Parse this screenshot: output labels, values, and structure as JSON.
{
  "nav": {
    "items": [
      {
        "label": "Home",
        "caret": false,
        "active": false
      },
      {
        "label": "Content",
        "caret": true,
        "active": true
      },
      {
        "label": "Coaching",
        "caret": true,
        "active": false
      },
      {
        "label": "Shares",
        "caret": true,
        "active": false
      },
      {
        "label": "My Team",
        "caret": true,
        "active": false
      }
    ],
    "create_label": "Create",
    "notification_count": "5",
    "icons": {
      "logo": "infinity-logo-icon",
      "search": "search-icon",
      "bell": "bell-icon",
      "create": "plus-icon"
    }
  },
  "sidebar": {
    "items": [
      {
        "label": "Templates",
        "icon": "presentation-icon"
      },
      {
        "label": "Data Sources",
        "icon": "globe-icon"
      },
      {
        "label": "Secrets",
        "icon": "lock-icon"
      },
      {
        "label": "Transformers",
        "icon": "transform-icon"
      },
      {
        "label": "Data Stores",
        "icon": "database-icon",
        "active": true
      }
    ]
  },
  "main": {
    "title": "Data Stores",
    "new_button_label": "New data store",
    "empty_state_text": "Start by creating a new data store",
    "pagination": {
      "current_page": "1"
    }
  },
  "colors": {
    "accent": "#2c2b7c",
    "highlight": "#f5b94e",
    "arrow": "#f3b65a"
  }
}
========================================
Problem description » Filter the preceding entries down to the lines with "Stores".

Reply »
        "label": "Data Stores",
    "title": "Data Stores",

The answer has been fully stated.